Late last year, DEFRA began the process of developing an industry engagement sprint with the aim of setting out a long term vision for the CPR (Collection and packaging reforms). CPR encapsulates EPR, DRS and consistent collections as a full package, with the vision an aim of what we (industry) would like the schemes to look like in 10 years’ time.
The sprints consisted of a number of sessions with DEFRA and Kainos consultancy (whom had been brought in as a facilitator) over a 9 week period from January – March. Martin Hyde took part in the sprints as an Alupro representative, below is a short summary of his visioning sprint experience.
What were the goals of the sprints?
DEFRA outlined several key aims of the sprint process which were:
- Collaboratively define a longer-term vision for the Packaging Reforms
- Identify strategic objectives to deliver the Packaging Reforms vision and identify the associated activities required to deliver and achieve the end state vision
- Ensure all assumptions on achieving the objectives have been captured and risks and challenges identified.
- Co create a shared high-level outcome focused roadmap for post 2023 and identify any gaps in delivery of the reforms that could hinder realisation of the end vision
How did the sprint groups work?
Following an initial, in-person event in London, sprint attendees were split into a total of 4 groups to develop a long term vision. In the build-up, Industry highlighted concerns that DEFRA were attempting to silo us into groups (trade associations, producers etc) to restrict wider discussions. This led to DEFRA developing cross industry stakeholder groups with a wide range of representation in each covering Producers, Trade Associations, NGOs, Waste management / reprocessors and Retailers.
Initial barriers to progress:
The sprint process what somewhat disrupted throughout due to DEFRA’s mandate to focus on a 10 year vision rather than considering the short term issues on the horizon. This proved a concern for many attendees due to the significant, ongoing short term issues related to all three of the key CPR policies.
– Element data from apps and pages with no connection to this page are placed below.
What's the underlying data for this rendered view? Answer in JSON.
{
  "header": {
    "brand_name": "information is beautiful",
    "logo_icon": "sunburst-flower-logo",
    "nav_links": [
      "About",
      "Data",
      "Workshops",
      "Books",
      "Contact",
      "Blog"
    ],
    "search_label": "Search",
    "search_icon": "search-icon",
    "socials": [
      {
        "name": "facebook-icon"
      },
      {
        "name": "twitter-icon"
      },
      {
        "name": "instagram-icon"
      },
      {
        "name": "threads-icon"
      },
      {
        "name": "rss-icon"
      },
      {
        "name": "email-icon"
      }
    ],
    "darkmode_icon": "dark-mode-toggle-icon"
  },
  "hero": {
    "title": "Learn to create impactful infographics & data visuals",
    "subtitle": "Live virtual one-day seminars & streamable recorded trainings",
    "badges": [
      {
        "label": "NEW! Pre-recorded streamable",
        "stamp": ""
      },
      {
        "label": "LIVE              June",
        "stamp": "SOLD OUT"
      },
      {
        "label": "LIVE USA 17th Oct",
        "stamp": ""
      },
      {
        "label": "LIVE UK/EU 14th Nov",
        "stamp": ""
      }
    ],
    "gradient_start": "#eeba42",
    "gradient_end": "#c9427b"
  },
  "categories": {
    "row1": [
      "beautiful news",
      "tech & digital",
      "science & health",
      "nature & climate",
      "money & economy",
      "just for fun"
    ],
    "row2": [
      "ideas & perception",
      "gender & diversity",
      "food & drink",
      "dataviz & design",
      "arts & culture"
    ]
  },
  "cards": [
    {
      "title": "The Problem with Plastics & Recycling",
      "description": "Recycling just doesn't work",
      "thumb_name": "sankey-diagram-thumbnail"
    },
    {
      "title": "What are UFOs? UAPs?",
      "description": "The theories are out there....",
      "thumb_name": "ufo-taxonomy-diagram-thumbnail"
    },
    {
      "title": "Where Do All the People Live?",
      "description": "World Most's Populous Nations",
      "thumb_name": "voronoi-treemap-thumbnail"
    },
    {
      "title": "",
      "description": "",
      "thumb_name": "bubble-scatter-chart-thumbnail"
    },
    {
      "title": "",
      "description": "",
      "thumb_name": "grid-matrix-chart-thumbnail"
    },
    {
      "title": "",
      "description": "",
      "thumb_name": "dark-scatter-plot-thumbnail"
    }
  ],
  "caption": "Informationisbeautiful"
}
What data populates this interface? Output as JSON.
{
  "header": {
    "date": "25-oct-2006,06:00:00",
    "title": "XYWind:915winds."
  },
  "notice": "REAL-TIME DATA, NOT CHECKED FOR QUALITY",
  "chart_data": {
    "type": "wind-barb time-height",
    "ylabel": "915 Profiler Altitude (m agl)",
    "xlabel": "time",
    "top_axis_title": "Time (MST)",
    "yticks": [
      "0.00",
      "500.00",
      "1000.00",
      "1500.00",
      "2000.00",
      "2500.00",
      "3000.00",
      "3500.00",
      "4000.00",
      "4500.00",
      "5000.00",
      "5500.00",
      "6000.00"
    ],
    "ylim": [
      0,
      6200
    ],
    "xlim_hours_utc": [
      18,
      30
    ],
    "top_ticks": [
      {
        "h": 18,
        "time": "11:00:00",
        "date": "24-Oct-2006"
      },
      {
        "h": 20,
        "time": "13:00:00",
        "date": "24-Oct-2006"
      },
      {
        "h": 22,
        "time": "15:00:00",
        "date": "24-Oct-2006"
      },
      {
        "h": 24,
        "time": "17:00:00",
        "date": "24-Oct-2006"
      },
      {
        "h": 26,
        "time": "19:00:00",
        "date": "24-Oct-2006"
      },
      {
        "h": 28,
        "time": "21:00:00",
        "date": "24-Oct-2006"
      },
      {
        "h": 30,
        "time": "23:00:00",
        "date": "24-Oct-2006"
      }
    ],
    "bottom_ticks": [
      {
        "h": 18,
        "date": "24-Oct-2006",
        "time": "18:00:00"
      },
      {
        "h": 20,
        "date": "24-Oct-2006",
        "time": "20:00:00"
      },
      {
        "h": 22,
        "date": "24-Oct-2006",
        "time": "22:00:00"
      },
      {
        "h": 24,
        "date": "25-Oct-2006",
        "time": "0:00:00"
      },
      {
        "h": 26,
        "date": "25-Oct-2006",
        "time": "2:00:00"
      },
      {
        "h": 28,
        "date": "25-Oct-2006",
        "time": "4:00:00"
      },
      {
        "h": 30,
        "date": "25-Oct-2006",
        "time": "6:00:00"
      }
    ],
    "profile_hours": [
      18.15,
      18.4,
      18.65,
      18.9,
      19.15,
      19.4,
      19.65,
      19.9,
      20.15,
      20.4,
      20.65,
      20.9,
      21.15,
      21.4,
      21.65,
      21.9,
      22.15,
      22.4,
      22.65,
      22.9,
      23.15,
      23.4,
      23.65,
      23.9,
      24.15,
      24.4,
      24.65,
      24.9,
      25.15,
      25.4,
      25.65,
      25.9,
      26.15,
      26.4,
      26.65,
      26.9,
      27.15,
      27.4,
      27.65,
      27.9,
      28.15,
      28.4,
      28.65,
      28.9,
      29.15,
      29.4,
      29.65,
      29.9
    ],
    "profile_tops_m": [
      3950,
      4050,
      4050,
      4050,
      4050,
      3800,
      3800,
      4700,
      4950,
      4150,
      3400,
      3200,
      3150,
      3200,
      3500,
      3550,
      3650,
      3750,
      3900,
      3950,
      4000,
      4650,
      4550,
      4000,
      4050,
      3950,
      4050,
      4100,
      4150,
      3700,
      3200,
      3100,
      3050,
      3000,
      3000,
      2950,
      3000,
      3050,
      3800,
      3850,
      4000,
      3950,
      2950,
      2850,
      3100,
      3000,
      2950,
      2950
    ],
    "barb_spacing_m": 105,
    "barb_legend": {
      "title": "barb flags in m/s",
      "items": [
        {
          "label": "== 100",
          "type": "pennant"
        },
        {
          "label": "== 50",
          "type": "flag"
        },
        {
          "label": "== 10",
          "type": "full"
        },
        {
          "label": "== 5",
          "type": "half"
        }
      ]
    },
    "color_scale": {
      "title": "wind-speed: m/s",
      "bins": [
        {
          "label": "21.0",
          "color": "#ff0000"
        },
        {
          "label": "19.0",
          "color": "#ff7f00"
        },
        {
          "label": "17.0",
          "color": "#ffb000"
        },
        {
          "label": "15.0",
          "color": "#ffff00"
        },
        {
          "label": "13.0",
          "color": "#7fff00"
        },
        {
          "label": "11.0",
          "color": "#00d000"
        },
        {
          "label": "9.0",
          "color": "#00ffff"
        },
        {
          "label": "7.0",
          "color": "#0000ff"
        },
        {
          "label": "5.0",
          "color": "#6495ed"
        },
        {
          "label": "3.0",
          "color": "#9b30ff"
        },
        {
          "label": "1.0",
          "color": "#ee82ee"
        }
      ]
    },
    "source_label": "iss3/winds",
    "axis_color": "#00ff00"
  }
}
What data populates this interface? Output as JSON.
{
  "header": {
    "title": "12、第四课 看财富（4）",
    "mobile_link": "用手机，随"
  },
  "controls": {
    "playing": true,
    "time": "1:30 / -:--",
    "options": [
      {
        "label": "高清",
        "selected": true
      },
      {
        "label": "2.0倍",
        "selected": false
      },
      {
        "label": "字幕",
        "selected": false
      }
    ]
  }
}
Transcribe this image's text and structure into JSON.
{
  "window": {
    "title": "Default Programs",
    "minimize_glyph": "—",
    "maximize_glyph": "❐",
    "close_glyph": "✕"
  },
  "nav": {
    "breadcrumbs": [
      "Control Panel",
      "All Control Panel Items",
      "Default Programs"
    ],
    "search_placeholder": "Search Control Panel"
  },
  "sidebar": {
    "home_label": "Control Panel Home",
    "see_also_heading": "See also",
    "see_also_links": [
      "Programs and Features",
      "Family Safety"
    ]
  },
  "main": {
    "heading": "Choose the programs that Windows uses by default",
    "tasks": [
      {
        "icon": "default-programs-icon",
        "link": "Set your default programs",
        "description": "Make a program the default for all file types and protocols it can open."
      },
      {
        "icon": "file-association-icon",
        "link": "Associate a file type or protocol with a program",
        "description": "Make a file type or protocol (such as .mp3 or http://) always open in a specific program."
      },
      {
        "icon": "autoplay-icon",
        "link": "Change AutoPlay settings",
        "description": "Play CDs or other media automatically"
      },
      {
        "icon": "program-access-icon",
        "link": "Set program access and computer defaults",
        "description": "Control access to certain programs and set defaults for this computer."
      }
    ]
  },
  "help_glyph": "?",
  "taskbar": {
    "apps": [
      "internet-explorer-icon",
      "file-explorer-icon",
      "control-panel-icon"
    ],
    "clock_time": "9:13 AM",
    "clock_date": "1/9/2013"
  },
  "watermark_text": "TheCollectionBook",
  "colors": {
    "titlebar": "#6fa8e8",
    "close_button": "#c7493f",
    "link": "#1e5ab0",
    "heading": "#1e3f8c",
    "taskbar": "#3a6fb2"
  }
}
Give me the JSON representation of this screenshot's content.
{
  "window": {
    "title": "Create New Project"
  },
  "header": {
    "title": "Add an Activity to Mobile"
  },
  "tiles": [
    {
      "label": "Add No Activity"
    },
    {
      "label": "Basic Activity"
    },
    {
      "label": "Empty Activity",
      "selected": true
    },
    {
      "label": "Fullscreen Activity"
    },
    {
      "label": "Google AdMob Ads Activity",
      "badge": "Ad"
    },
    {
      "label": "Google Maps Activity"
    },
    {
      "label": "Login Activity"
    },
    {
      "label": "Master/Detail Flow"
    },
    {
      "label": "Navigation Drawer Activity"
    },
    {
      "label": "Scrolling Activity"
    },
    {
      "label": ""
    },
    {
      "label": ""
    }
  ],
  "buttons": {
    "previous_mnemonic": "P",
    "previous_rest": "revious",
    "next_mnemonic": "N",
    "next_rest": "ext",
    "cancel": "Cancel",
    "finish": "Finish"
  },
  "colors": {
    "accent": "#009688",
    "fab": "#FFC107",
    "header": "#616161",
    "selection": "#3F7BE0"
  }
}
There was also a significant amount of “venting” at first, it is clear that this process should have been started earlier, and several people were frustrated at DEFRA’s historic lack of engagement with the sector. This also aligned with concerns that the outputs of the sprints might not be taken forward or considered seriously by the government.
Sprint Vision – Output:
Below is an extract from the final visioning sprint session which outlines the key Vision and delivery targets collated from the exercise.
The process involved considerably more detail than is shared here, once the initial barriers had been overcome, some good progress was made by the sprint groups at establishing the major obstacles that the CPR proposals must overcome as well as how to enable the above aims through government and industry collaboration. This also offered an opportunity to highlight to DEFRA that if we cannot measure the impact of these reforms properly, success is hard to determine.
What are the major take aways from the process?
Stakeholder understanding – The largest benefit from this process was an improved, joint understanding across the sector that as stakeholders, we agree on far more than we previously thought. As a result of the mixed stakeholder representation in each sprint group, there was a strong opportunity to align views and understand other stakeholders issues and concerns more clearly. Whilst this may not have been DEFRA’s aim, it has led to a much more aligned industry stakeholder value chain.
Governance issues – One major point that was consistently highlighted through the process was the need for strong scheme governance for EPR, which had clear stakeholder representation. Whilst this does not necessarily align with the government’s decision make the Scheme Administrator a public body, it does highlight the need for as much industry involvement as possible.
4 key areas for focus – DEFRA fed back to the wider group on the 21st March, including a summary of each sprint groups progress. This covered four key themes for success under CPR:
- Governance – representation and action
- Performance – targets, enforcement, and producer engagement
- Citizens – messaging, engagement, and accessibility
- Infrastructure – End of life treatment, material quality and value
What is next?
Towards the end of the sprint sessions, industry established a transition plan steering group, made up of participants from each group working together to develop a transition plan towards the 10-year vision. The group is aiming to develop a transition plan framework by the end of May.